» **WHAT TO PRODUCE**
If a line in the records below includes the word "true", count it, then give the total and nothing else.

» **AVAILABLE DATA**

'''

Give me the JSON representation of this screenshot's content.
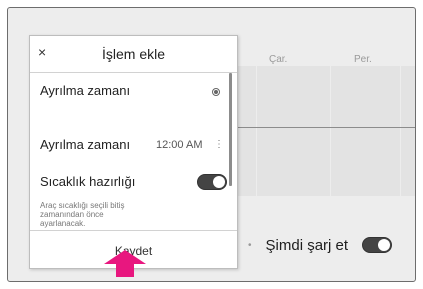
{
  "calendar": {
    "day_headers": [
      "Çar.",
      "Per."
    ]
  },
  "now_charge": {
    "separator": "•",
    "label": "Şimdi şarj et",
    "toggle_on": true
  },
  "dialog": {
    "close_glyph": "×",
    "title": "İşlem ekle",
    "departure_row_1": {
      "label": "Ayrılma zamanı",
      "selected": true
    },
    "departure_row_2": {
      "label": "Ayrılma zamanı",
      "time": "12:00 AM",
      "more_glyph": "⋮"
    },
    "climate": {
      "label": "Sıcaklık hazırlığı",
      "description": "Araç sıcaklığı seçili bitiş zamanından önce ayarlanacak.",
      "toggle_on": true
    },
    "save_label": "Kaydet"
  },
  "colors": {
    "annotation_arrow": "#e8177f",
    "toggle_on": "#444444"
  },
  "icons": {
    "close": "close-icon",
    "more": "more-vertical-icon",
    "arrow": "up-arrow-annotation"
  }
}
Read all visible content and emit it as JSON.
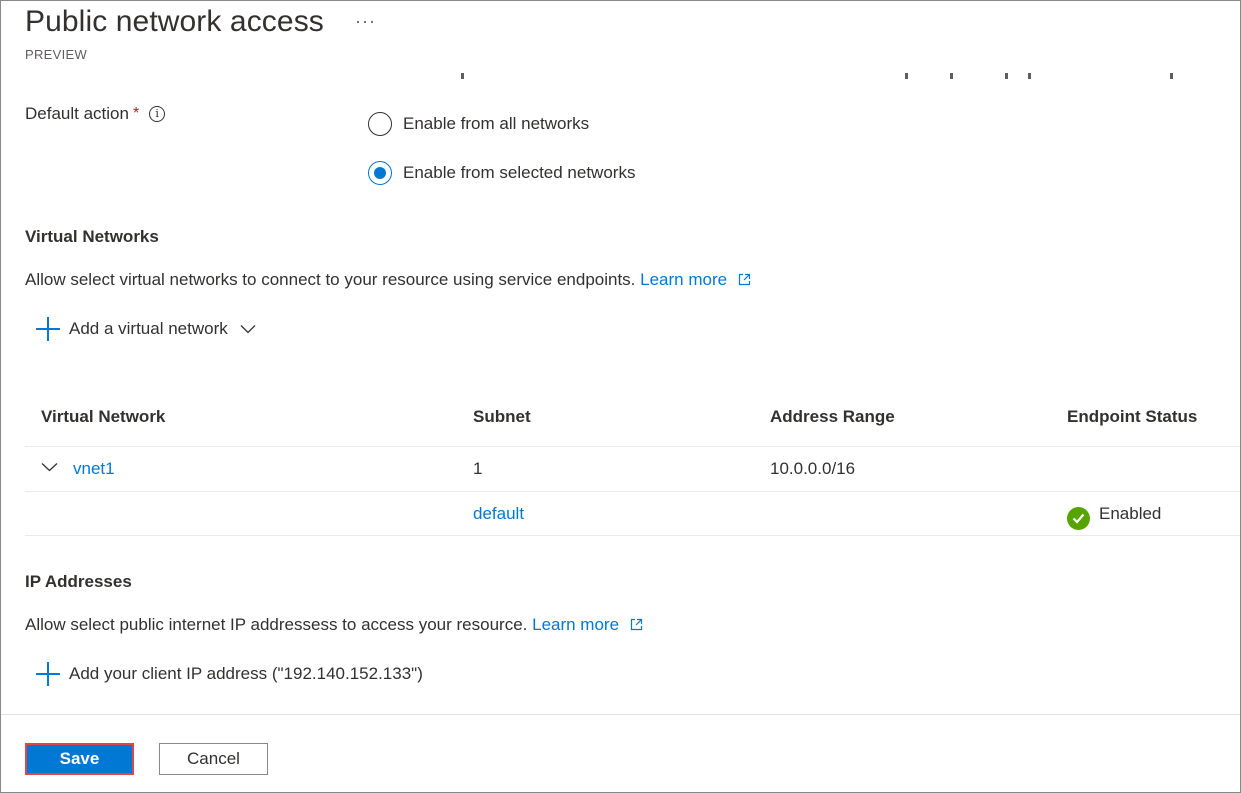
{
  "header": {
    "title": "Public network access",
    "more_label": "···",
    "subtitle": "PREVIEW"
  },
  "default_action": {
    "label": "Default action",
    "required_mark": "*",
    "info_glyph": "i",
    "options": [
      {
        "label": "Enable from all networks",
        "selected": false
      },
      {
        "label": "Enable from selected networks",
        "selected": true
      }
    ]
  },
  "virtual_networks": {
    "title": "Virtual Networks",
    "description": "Allow select virtual networks to connect to your resource using service endpoints.",
    "learn_more": "Learn more",
    "add_label": "Add a virtual network",
    "columns": [
      "Virtual Network",
      "Subnet",
      "Address Range",
      "Endpoint Status"
    ],
    "rows": [
      {
        "vnet": "vnet1",
        "subnet": "1",
        "address_range": "10.0.0.0/16",
        "status": ""
      },
      {
        "vnet": "",
        "subnet": "default",
        "address_range": "",
        "status": "Enabled"
      }
    ]
  },
  "ip_addresses": {
    "title": "IP Addresses",
    "description": "Allow select public internet IP addressess to access your resource.",
    "learn_more": "Learn more",
    "add_label": "Add your client IP address (\"192.140.152.133\")"
  },
  "footer": {
    "save_label": "Save",
    "cancel_label": "Cancel"
  },
  "colors": {
    "accent": "#0078d4",
    "success": "#57a300",
    "text": "#323130",
    "highlight_border": "#e04646"
  }
}
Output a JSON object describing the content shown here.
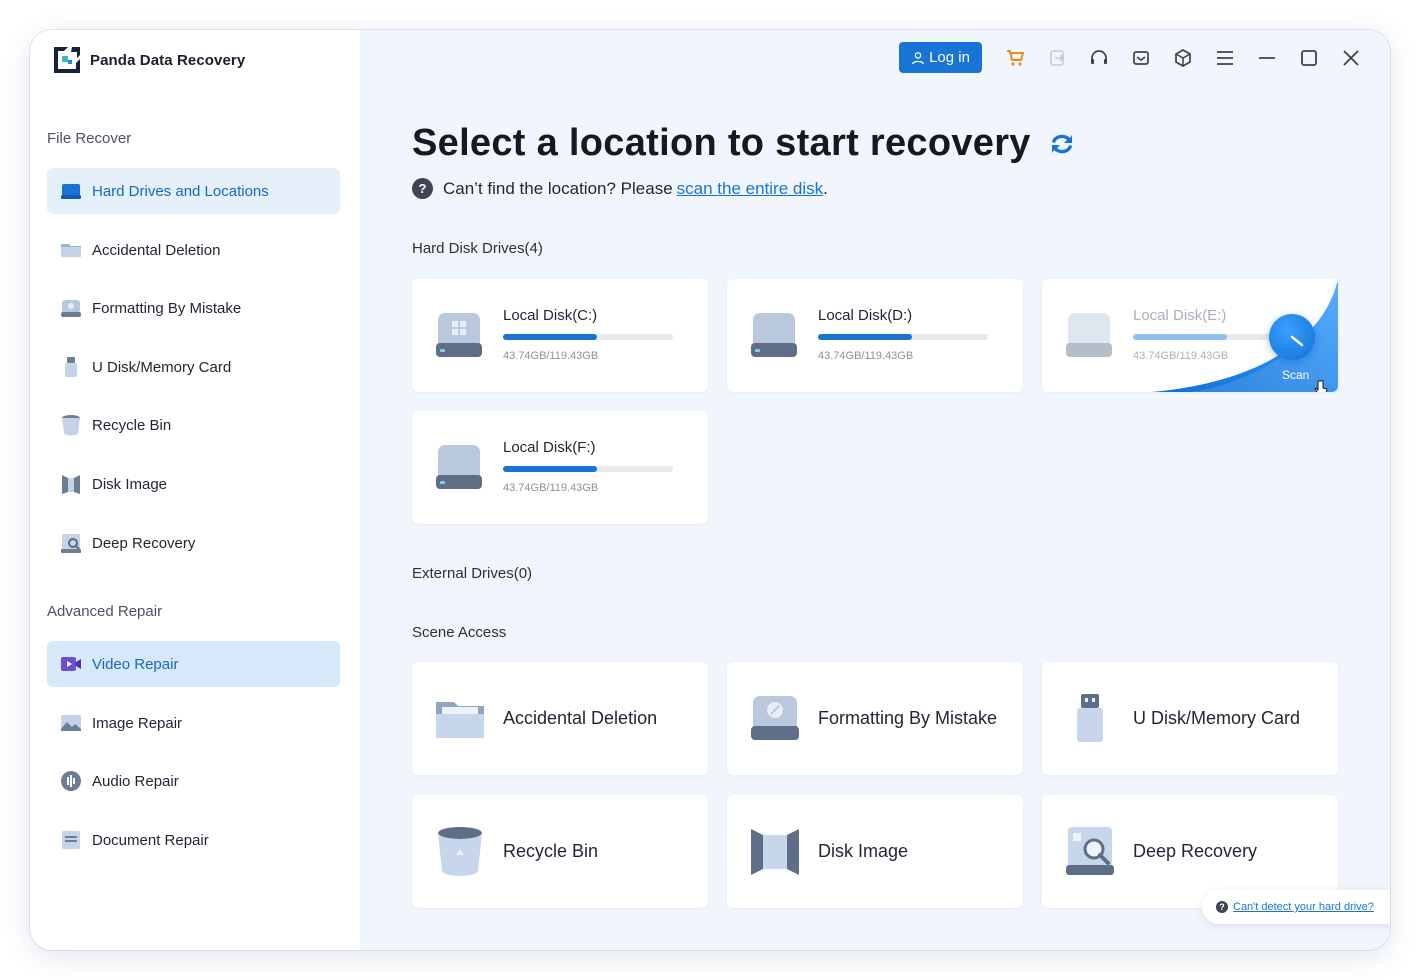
{
  "app": {
    "title": "Panda Data Recovery"
  },
  "sidebar": {
    "sections": [
      {
        "title": "File Recover"
      },
      {
        "title": "Advanced Repair"
      }
    ],
    "file_recover": [
      {
        "label": "Hard Drives and Locations",
        "icon": "hard-drive-icon",
        "active": true
      },
      {
        "label": "Accidental Deletion",
        "icon": "folder-icon"
      },
      {
        "label": "Formatting By Mistake",
        "icon": "formatted-disk-icon"
      },
      {
        "label": "U Disk/Memory Card",
        "icon": "usb-drive-icon"
      },
      {
        "label": "Recycle Bin",
        "icon": "recycle-bin-icon"
      },
      {
        "label": "Disk Image",
        "icon": "disk-image-icon"
      },
      {
        "label": "Deep Recovery",
        "icon": "deep-recovery-icon"
      }
    ],
    "advanced_repair": [
      {
        "label": "Video Repair",
        "icon": "video-icon",
        "hover": true
      },
      {
        "label": "Image Repair",
        "icon": "image-icon"
      },
      {
        "label": "Audio Repair",
        "icon": "audio-icon"
      },
      {
        "label": "Document Repair",
        "icon": "document-icon"
      }
    ]
  },
  "topbar": {
    "login_label": "Log in",
    "icons": [
      "cart-icon",
      "export-icon",
      "headset-icon",
      "mail-icon",
      "box-icon",
      "menu-icon",
      "minimize-icon",
      "maximize-icon",
      "close-icon"
    ]
  },
  "main": {
    "headline": "Select a location to start recovery",
    "hint_text": "Can’t find the location?  Please",
    "hint_link": "scan the entire disk",
    "hint_end": ".",
    "hard_disk_title": "Hard Disk Drives(4)",
    "disks": [
      {
        "name": "Local Disk(C:)",
        "size": "43.74GB/119.43GB",
        "used_fraction": 0.55
      },
      {
        "name": "Local Disk(D:)",
        "size": "43.74GB/119.43GB",
        "used_fraction": 0.55
      },
      {
        "name": "Local Disk(E:)",
        "size": "43.74GB/119.43GB",
        "used_fraction": 0.55,
        "hover": true,
        "scan_label": "Scan"
      },
      {
        "name": "Local Disk(F:)",
        "size": "43.74GB/119.43GB",
        "used_fraction": 0.55
      }
    ],
    "external_title": "External Drives(0)",
    "scene_title": "Scene Access",
    "scenes": [
      {
        "label": "Accidental Deletion",
        "icon": "folder-icon"
      },
      {
        "label": "Formatting By Mistake",
        "icon": "formatted-disk-icon"
      },
      {
        "label": "U Disk/Memory Card",
        "icon": "usb-drive-icon"
      },
      {
        "label": "Recycle Bin",
        "icon": "recycle-bin-icon"
      },
      {
        "label": "Disk Image",
        "icon": "disk-image-icon"
      },
      {
        "label": "Deep Recovery",
        "icon": "deep-recovery-icon"
      }
    ],
    "help_link": "Can't detect your hard drive?"
  },
  "colors": {
    "accent": "#1874d2",
    "bg": "#f1f6fc"
  }
}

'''

» **TASK SOLUTION**
7